Parmesan Thyme Crackers
Have you ever made homemade crackers? I love ‘em. Nothing beats a buttery, savory cracker straight out of the oven. And these parmesan thyme crackers are really, really good. Of course you don’t have to believe me, I’m just some crackpot blogger. But you do have to trust the woman behind the recipe, Ina Garten. I mean, she’s a Contessa. And that’s like royalty or something.
I just have one tiny complaint for this recipe–the fact that they’re called crackers. They’re quite soft and crumbly, more like shortbread. But really, can I even submit that as an official complaint? It’s like complaining that a big stack of hundred dollar bills doesn’t fit in a wallet.

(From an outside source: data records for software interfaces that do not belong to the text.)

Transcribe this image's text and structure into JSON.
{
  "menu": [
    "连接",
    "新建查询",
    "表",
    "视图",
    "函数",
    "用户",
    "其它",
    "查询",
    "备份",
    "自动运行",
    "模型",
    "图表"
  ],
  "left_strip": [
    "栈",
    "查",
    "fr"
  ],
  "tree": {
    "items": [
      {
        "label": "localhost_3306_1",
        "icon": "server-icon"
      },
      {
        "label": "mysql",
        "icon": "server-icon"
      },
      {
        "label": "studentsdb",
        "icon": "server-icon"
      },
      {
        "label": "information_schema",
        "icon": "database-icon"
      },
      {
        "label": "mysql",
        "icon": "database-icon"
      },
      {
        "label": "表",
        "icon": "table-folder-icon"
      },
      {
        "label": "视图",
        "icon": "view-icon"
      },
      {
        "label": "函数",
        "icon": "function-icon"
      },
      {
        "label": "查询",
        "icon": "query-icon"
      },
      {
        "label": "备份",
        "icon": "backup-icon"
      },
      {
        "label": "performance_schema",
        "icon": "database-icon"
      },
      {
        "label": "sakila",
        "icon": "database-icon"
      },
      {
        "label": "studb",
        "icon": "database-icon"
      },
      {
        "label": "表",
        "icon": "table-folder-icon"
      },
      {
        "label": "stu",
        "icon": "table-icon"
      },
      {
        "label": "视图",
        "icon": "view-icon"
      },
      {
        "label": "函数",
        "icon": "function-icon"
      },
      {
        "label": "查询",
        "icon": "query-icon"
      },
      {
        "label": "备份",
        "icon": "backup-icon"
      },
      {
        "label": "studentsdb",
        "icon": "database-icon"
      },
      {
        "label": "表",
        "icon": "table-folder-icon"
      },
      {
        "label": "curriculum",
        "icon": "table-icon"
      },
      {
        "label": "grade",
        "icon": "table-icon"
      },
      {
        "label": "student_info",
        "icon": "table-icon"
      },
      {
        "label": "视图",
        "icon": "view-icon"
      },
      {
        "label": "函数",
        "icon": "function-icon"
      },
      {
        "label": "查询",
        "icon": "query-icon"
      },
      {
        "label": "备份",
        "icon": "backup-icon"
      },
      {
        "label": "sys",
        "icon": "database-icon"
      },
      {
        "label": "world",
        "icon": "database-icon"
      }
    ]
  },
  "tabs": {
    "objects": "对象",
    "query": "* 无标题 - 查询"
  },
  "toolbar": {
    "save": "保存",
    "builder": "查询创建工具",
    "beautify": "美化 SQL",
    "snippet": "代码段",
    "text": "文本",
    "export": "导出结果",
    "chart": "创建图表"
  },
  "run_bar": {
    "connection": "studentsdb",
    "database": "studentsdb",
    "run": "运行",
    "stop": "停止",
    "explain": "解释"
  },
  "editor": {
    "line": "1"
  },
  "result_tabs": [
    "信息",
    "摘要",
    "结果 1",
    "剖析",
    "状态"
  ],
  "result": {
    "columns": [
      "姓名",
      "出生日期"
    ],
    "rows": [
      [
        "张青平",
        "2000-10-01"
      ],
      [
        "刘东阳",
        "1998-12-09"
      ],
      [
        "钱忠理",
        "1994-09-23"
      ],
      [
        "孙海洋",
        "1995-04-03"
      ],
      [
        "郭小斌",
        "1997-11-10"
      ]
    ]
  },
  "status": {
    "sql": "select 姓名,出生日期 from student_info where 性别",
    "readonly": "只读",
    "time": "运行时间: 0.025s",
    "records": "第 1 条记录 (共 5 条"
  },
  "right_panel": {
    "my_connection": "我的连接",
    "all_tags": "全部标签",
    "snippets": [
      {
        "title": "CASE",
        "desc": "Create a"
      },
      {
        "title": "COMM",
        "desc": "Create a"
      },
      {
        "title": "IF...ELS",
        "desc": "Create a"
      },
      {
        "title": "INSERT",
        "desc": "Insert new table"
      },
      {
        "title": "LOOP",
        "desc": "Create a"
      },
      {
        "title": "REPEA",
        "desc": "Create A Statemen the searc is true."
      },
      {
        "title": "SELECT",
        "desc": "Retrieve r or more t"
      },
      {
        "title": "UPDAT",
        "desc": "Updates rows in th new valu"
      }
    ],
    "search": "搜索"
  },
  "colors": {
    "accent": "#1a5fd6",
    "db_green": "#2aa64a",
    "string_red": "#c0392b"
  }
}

What I like most about this recipe is the fact that it requires only four ingredients–grated parmesan, flour, a stick of butter and thyme. Okay, six if you’re counting salt and pepper, but who counts S & P as ingredients?
There’s always thyme to whip up these tasty crackers. Wakka, wakka, wakka.
Make sure to let your butter come to room temperature before beating in the mixer, then incorporate the thyme and parmesan cheese. I used a tub of pre-grated parmesan from the deli counter and it turned out great. You could also take a block of parm and grate it in your food processor, but my way sounds cheaper and easier. I am clearly not a contessa. Perhaps money would buy me class. Some other contessa told me that.
Roll your dough into a log, then refrigerate for at least a half hour or freeze until ready to use.
Okay, okay, upon further review of my own photographs, I’m thinking the reason they turned out like shortbread is because I sliced them into 1/2-inch thick slices. If you want crisper crackier-crackers, try cutting them into 1/4-inch slices. My bad, Ina. I’ll never doubt you again.
Bake ‘em till they turn golden brown. You’ll know they’re ready when the scents coming from your oven begin making your toes curl.
They make great hostess gifts because they pack up neatly, without crumbling into bits or smearing icing all over the inside of a bag like other baked goods.
I doubled the recipe, and packaged them with some green raffia and little golden leaves as a parting gift for my clients this holiday week. So far, they’ve been met with rave reviews. Let’s all bow down to the contessa.
In her words, how easy was that?